While Tesla CEO Elon Musk said that the company's ridiculous end-of-quarter delivery surges should come to an end going forward, that hasn't been the case. However, we've been dealing with a global pandemic and supply chain concerns for some time now, so automakers are doing everything they can to keep moving products.
As you may remember, Tesla moved some untrained sales employees over to the service side when it need them in one capacity over the other. That said, with the end of the quarter only a few weeks away, the automaker reportedly sent many of those same employees back to their sales jobs. Tesla has made it clear quarter after quarter that it will take all the help it can get when it comes to deliveries.
Tesla is growing exponentially, and we are beginning to receive many reports about how it's handling the relentless demand for its EVs, all while making sure new owners are satisfied and taken care of. The company has raised prices on many occasions, it's building out Supercharging infrastructure as rapidly as possible, and it's in the midst of plans to expand and speed up vehicle service.
With more people across the globe placing reservations for Tesla's vehicles, and a growing number of people driving them, the automaker will need to make sure not only that it can get those deliveries completed in a timely manner, but also that the Supercharging infrastructure and service centers can keep up. For these reasons, it arguably made sense for Tesla to move employees between positions, though it was controversial since it seems the workers weren't necessarily trained to service EVs.
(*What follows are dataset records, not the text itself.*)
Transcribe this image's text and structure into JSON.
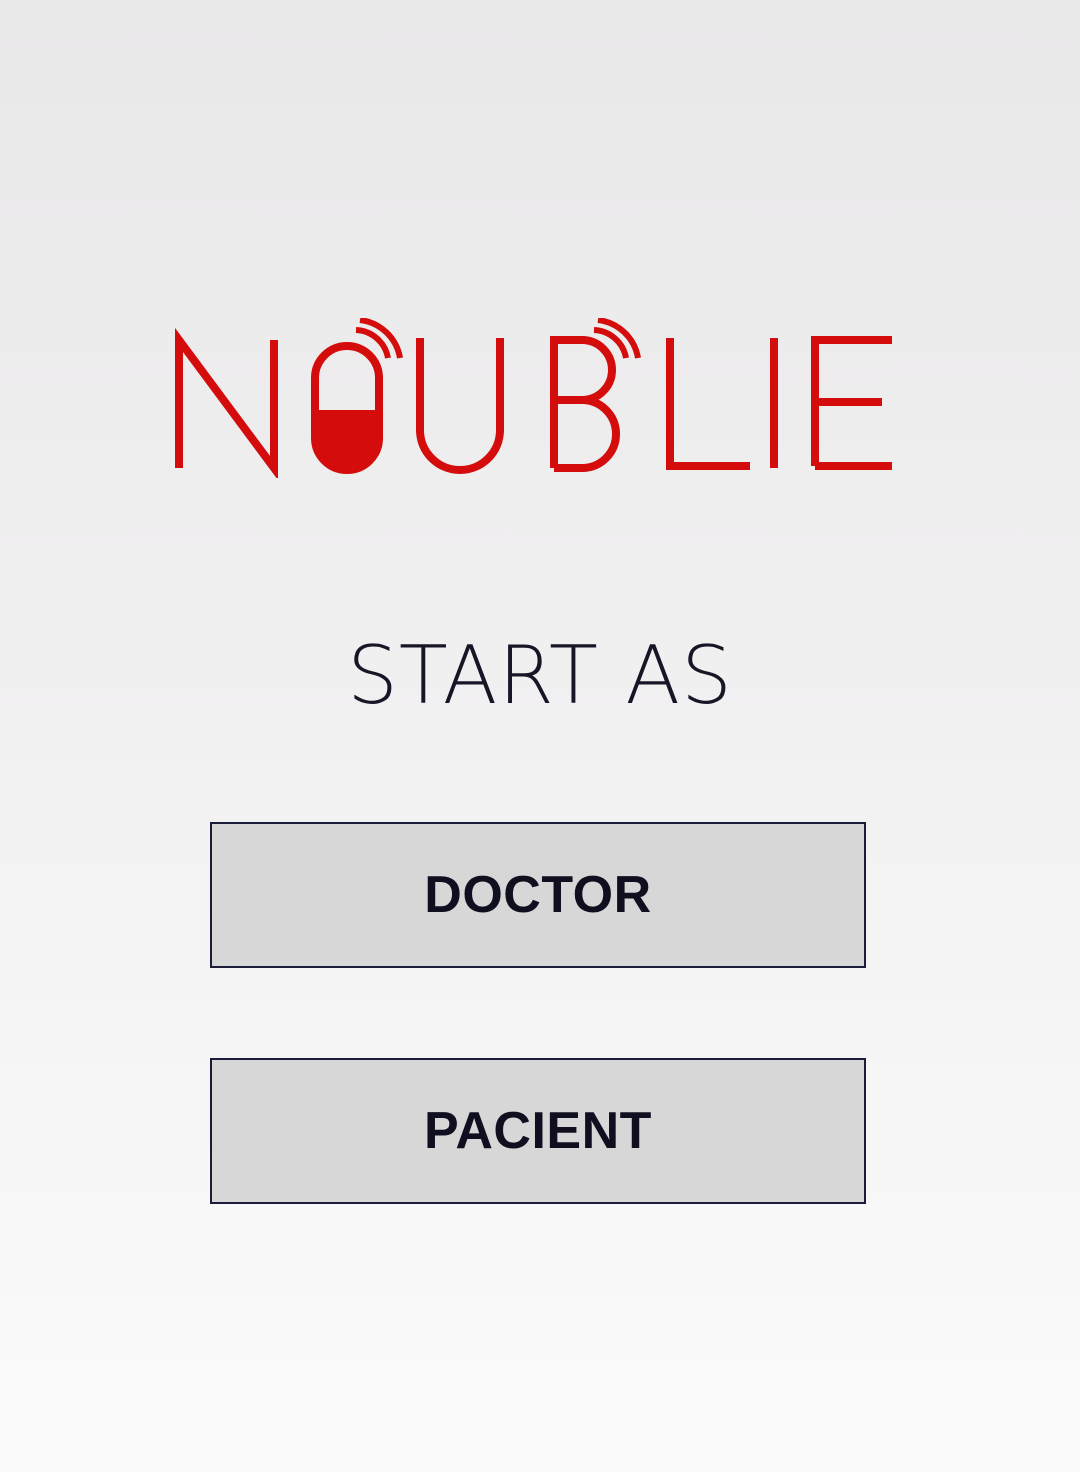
{
  "logo": {
    "text": "NOUBLIE",
    "brand_color": "#d40c0c"
  },
  "heading": "START AS",
  "buttons": {
    "doctor_label": "DOCTOR",
    "pacient_label": "PACIENT"
  },
  "colors": {
    "button_background": "#d7d7d7",
    "button_border": "#1b1b3a",
    "text": "#161627"
  }
}
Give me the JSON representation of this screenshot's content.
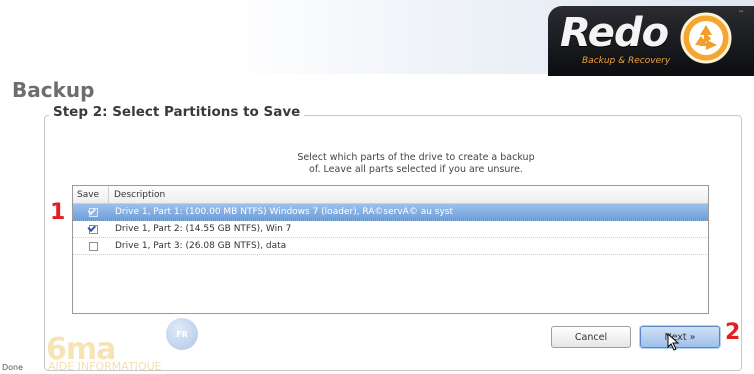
{
  "brand": {
    "logo_word": "Redo",
    "logo_tagline": "Backup & Recovery",
    "logo_tm": "™"
  },
  "page": {
    "title": "Backup",
    "step_title": "Step 2: Select Partitions to Save",
    "instructions_line1": "Select which parts of the drive to create a backup",
    "instructions_line2": "of. Leave all parts selected if you are unsure."
  },
  "table": {
    "columns": [
      "Save",
      "Description"
    ],
    "rows": [
      {
        "checked": true,
        "selected": true,
        "description": "Drive 1, Part 1: (100.00 MB NTFS) Windows 7 (loader), RÃ©servÃ© au syst"
      },
      {
        "checked": true,
        "selected": false,
        "description": "Drive 1, Part 2: (14.55 GB NTFS), Win 7"
      },
      {
        "checked": false,
        "selected": false,
        "description": "Drive 1, Part 3: (26.08 GB NTFS), data"
      }
    ]
  },
  "buttons": {
    "cancel": "Cancel",
    "next": "Next »"
  },
  "annotations": {
    "marker_1": "1",
    "marker_2": "2"
  },
  "watermark": {
    "word": "6ma",
    "badge": "FR",
    "subtitle": "AIDE INFORMATIQUE"
  },
  "status": {
    "text": "Done"
  },
  "colors": {
    "selection": "#7aa8df",
    "annotation": "#e02020",
    "logo_accent": "#f2a23a"
  }
}
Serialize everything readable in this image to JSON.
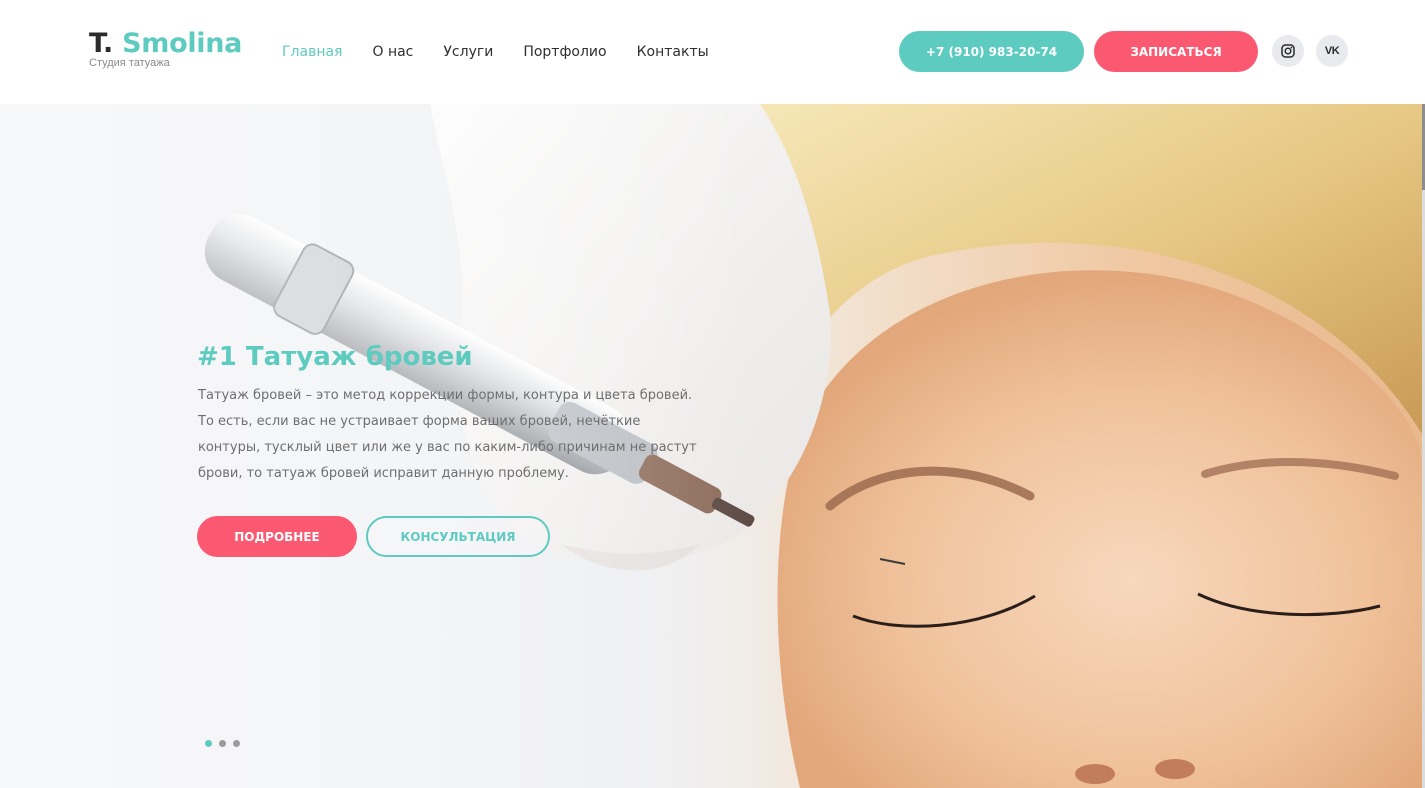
{
  "logo": {
    "prefix": "T.",
    "name": "Smolina",
    "subtitle": "Студия татуажа"
  },
  "nav": {
    "items": [
      {
        "label": "Главная",
        "active": true
      },
      {
        "label": "О нас",
        "active": false
      },
      {
        "label": "Услуги",
        "active": false
      },
      {
        "label": "Портфолио",
        "active": false
      },
      {
        "label": "Контакты",
        "active": false
      }
    ]
  },
  "header": {
    "phone": "+7 (910) 983-20-74",
    "book_label": "Записаться",
    "social": {
      "instagram_icon": "instagram-icon",
      "vk_label": "VK"
    }
  },
  "hero": {
    "title": "#1 Татуаж бровей",
    "text": "Татуаж бровей – это метод коррекции формы, контура и цвета бровей. То есть, если вас не устраивает форма ваших бровей, нечёткие контуры, тусклый цвет или же у вас по каким-либо причинам не растут брови, то татуаж бровей исправит данную проблему.",
    "more_label": "Подробнее",
    "consult_label": "Консультация",
    "slides": 3,
    "active_slide": 1
  },
  "colors": {
    "accent": "#5ecbc0",
    "cta": "#fb5871",
    "text": "#2f2f2f",
    "muted": "#6f6f6f"
  }
}
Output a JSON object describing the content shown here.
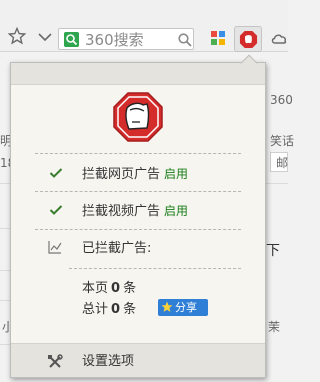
{
  "toolbar": {
    "search_text": "360搜索",
    "icons": [
      "star-icon",
      "chevron-down-icon",
      "search-engine-logo-icon",
      "magnifier-icon",
      "apps-grid-icon",
      "stop-ad-icon",
      "cloud-icon"
    ]
  },
  "background": {
    "frag_360": "360",
    "frag_ming": "明",
    "frag_18": "18",
    "frag_xiao": "笑话",
    "frag_you": "邮",
    "frag_xia": "下",
    "frag_xiao2": "小",
    "frag_mo": "茉"
  },
  "popup": {
    "items": [
      {
        "label": "拦截网页广告",
        "status": "启用"
      },
      {
        "label": "拦截视频广告",
        "status": "启用"
      }
    ],
    "blocked_label": "已拦截广告:",
    "this_page": {
      "prefix": "本页",
      "count": "0",
      "unit": "条"
    },
    "total": {
      "prefix": "总计",
      "count": "0",
      "unit": "条"
    },
    "share_label": "分享",
    "settings_label": "设置选项"
  },
  "colors": {
    "status_green": "#1a7d1a",
    "share_blue": "#2f7fd6",
    "stop_red": "#d42b2b"
  }
}
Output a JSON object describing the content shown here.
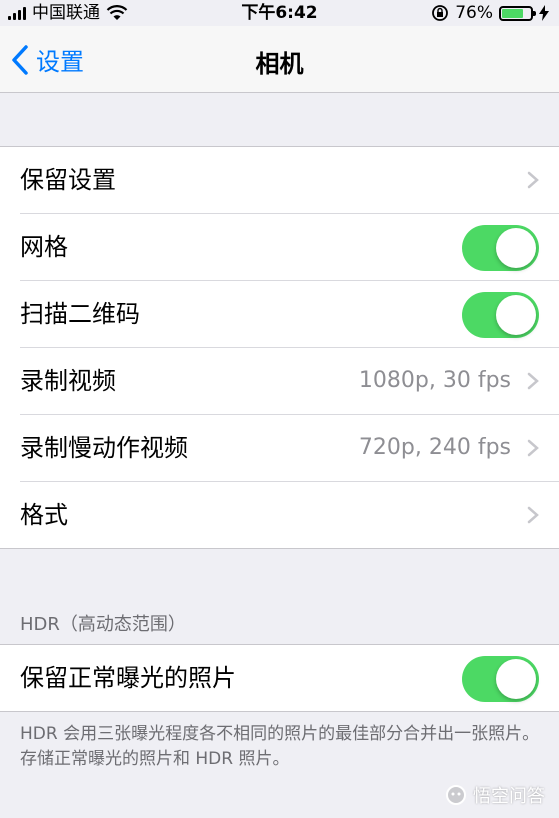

At any rate, according to a recent report by Electrek, Elon Musk set sales and delivery targets aside earlier this year to go all in on service. The CEO continues to tweet about how the automaker is going to speed up service exponentially. However, even though he also noted that Tesla won't be pushing so hard to move all of its EVs at the end of the quarter, its hands are sort of tied.
Tesla is cranking out cars from multiple factories across the globe, and to leave them in inventory (undelivered) at the end of a quarter can be a huge red flag to analysts and investors. It may make it seem as though the demand for the vehicles is waning. In the past, most times Tesla ended a quarter with fewer deliveries than Wall Street expected and/or many cars in inventory, the demand-cliff narrative fired back up and Tesla's share price suffered.
Needless to say, anonymous sources close to Tesla told Electrek that the end-of-quarter push is, in fact, happening as usual, and the company will be pulling the new service staff to help ensure all the cars are delivered on time.
The sources also shared that the automaker likely produced more Model 3 and Model S vehicles this quarter than it has orders for, which is a good problem to have, but could certainly be seen as another red flag. However, we do know that some EV buyers are trying to hold off on taking delivery in hopes that they'll be able to take advantage of the new US federal EV tax credit.
Moreover, financial and logistical turmoil across the globe that's been plaguing companies is beginning to subside, so we may finally see automakers able to produce cars in larger numbers. Once buyers learn that they can order a new car and get it much sooner than has been the case in the past, new car sales will likely begin to climb again.